# [EXERCISE REQUIREMENTS]
Whichever lines of the material contain "offset", copy each of them.

# [THE RECORDS]
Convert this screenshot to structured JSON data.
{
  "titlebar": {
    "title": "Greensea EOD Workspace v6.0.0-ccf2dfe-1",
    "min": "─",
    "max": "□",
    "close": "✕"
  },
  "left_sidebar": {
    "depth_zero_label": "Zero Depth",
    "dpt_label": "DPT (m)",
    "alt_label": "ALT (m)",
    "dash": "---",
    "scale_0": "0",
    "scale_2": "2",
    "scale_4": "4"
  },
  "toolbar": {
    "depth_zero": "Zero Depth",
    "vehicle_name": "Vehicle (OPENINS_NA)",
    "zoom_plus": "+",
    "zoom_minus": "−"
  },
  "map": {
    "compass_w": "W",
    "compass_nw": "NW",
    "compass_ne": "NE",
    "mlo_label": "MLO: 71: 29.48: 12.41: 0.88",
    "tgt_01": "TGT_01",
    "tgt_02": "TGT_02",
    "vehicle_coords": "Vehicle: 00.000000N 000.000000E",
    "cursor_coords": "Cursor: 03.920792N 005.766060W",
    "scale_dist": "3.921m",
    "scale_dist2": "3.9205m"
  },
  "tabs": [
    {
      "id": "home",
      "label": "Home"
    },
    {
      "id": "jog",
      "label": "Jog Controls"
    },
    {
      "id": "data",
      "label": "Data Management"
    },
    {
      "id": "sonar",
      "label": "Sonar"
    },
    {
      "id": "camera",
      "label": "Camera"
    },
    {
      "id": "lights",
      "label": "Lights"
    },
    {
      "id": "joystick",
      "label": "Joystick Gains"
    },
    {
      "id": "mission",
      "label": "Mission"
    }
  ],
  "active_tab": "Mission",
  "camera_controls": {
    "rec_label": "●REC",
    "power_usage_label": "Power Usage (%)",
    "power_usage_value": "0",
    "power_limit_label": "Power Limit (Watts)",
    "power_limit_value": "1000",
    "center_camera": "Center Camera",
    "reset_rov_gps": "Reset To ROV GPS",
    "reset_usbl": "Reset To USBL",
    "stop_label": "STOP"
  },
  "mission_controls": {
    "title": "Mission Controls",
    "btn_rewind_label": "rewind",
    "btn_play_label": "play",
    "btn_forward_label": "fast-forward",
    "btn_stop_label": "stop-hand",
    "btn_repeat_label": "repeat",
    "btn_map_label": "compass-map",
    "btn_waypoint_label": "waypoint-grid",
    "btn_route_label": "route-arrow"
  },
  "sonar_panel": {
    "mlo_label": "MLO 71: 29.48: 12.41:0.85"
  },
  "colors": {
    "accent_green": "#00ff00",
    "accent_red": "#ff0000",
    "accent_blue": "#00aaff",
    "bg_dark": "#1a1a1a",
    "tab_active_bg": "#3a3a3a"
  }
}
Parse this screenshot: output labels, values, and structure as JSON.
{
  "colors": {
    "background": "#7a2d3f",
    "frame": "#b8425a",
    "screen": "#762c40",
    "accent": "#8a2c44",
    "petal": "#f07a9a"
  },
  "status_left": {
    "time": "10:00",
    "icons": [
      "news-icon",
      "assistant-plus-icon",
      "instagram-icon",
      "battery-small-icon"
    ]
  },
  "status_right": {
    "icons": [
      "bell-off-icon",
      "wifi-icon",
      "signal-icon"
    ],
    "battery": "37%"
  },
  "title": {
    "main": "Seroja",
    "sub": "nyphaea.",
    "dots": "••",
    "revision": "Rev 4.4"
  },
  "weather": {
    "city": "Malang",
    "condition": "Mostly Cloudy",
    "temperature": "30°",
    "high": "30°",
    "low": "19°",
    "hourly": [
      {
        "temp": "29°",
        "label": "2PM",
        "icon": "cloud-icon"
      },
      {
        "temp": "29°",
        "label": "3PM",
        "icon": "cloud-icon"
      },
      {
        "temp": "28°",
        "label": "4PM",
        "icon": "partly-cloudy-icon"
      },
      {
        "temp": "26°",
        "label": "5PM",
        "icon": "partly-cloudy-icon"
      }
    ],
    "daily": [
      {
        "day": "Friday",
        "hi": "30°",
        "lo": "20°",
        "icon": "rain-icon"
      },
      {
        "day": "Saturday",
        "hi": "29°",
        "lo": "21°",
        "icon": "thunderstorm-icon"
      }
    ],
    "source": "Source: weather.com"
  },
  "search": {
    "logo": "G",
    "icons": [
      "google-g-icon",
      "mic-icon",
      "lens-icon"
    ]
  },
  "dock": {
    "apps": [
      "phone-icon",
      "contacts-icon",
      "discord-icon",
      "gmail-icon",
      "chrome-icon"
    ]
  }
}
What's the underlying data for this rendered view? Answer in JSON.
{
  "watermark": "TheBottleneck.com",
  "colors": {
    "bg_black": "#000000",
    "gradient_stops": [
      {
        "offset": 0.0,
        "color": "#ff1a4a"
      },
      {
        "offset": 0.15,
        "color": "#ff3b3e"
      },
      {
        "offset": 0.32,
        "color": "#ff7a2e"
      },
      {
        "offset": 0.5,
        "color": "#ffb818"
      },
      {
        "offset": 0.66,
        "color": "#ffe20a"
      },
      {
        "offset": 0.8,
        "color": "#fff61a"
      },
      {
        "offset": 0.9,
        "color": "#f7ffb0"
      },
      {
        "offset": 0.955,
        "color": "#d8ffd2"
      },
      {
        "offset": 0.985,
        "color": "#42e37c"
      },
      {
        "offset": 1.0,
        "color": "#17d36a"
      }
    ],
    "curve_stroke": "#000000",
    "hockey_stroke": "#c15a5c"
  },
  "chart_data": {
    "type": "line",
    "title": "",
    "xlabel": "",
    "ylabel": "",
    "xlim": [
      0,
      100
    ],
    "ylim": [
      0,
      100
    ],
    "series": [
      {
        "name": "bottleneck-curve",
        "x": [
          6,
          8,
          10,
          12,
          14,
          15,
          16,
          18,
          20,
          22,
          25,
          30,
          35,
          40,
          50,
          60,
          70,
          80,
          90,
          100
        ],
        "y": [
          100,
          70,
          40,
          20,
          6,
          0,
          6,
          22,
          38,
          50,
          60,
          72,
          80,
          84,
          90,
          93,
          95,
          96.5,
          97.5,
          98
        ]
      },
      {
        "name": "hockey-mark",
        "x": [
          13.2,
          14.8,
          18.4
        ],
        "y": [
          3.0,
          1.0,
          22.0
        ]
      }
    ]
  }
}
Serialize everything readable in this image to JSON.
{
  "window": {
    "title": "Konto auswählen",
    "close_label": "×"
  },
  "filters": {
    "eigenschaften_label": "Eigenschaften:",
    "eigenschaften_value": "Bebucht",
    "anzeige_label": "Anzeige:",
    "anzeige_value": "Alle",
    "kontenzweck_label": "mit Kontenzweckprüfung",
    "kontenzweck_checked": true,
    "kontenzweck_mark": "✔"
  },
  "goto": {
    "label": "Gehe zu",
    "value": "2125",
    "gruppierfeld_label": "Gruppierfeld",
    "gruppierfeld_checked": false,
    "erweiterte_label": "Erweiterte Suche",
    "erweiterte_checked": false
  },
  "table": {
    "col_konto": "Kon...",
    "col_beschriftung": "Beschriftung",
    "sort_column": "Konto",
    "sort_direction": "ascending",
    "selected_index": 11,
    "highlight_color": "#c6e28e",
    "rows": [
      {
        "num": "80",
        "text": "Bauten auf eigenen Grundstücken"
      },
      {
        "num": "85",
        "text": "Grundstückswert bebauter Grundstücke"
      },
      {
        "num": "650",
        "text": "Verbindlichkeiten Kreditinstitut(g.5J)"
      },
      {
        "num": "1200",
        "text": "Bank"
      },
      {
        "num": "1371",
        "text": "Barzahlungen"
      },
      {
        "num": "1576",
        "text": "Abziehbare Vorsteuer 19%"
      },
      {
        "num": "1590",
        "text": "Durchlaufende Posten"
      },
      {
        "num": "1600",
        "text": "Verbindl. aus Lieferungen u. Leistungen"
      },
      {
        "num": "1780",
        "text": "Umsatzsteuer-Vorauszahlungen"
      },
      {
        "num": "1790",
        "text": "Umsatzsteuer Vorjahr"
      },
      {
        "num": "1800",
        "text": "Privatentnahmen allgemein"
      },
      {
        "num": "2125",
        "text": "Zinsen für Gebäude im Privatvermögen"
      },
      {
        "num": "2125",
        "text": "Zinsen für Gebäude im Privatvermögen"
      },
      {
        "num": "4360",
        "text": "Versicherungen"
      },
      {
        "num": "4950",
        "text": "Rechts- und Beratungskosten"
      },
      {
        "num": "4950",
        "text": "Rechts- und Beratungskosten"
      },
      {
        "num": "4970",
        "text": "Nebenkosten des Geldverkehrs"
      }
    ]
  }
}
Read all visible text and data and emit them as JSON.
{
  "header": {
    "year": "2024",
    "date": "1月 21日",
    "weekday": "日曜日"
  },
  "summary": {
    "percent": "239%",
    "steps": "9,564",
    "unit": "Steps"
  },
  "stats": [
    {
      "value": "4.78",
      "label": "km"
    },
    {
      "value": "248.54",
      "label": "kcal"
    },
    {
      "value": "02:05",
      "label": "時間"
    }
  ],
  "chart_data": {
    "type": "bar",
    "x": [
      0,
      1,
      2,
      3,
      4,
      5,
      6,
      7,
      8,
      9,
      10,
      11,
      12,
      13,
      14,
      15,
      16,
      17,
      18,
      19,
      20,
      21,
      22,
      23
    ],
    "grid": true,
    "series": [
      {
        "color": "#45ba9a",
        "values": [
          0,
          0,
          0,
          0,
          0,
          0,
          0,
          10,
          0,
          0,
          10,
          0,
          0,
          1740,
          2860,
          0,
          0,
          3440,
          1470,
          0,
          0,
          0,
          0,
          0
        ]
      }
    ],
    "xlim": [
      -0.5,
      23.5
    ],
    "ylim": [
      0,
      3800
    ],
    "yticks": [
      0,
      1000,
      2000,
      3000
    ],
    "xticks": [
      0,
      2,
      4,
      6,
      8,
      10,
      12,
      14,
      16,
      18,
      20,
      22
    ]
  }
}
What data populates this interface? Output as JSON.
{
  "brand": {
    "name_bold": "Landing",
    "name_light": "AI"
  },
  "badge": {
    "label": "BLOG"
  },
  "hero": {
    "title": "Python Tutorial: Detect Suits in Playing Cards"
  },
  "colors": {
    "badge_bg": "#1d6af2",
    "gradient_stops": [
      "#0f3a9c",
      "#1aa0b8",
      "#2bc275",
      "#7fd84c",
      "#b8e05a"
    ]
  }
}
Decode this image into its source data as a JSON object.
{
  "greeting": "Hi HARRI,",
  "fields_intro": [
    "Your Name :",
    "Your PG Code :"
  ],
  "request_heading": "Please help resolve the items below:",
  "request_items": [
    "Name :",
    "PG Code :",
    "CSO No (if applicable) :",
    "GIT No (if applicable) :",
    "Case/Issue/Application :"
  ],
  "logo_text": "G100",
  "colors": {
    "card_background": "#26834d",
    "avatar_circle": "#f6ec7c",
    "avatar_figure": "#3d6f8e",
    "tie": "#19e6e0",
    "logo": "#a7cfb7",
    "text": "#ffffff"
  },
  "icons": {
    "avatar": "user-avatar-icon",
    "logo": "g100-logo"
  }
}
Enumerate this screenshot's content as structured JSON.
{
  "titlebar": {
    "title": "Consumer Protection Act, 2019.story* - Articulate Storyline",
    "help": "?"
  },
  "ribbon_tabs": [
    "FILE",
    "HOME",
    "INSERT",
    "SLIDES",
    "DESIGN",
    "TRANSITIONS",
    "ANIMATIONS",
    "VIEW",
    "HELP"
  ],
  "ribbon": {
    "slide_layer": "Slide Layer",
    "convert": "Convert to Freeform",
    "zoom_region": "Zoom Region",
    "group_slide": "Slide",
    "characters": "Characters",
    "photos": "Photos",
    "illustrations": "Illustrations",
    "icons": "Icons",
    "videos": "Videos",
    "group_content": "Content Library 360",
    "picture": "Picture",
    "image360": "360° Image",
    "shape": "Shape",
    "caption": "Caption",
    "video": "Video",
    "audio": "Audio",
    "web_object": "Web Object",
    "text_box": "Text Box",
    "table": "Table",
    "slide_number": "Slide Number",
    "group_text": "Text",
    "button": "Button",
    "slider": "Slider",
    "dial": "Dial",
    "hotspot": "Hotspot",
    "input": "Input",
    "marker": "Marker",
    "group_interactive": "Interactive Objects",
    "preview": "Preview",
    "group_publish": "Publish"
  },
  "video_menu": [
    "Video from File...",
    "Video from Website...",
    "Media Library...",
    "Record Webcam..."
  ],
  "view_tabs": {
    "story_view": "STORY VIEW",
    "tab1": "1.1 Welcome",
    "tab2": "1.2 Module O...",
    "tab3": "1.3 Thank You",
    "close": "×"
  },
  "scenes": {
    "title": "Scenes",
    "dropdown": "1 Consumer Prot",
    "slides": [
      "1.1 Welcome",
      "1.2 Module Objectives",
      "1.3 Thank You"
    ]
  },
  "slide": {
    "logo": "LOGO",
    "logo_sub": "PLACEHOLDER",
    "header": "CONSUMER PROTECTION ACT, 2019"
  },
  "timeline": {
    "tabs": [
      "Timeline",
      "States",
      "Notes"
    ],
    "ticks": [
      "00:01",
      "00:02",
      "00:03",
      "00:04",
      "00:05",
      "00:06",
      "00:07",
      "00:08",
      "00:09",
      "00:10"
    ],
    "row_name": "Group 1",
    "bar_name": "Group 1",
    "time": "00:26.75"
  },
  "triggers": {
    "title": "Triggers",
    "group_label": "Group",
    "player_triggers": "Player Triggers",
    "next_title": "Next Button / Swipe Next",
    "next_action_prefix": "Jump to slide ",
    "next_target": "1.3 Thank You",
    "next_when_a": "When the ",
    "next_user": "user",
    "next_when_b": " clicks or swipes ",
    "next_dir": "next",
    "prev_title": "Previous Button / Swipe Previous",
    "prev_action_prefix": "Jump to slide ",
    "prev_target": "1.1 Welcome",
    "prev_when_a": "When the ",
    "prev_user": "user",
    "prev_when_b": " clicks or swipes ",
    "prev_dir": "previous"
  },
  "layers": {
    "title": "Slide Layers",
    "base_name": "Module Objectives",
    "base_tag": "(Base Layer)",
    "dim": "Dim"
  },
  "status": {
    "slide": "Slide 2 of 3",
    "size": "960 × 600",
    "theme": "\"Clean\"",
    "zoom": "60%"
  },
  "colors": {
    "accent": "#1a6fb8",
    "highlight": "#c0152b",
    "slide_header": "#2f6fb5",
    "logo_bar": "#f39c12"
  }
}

# [SOLUTION TO THE EXERCISE]
        "offset": 0.0,
        "offset": 0.15,
        "offset": 0.32,
        "offset": 0.5,
        "offset": 0.66,
        "offset": 0.8,
        "offset": 0.9,
        "offset": 0.955,
        "offset": 0.985,
        "offset": 1.0,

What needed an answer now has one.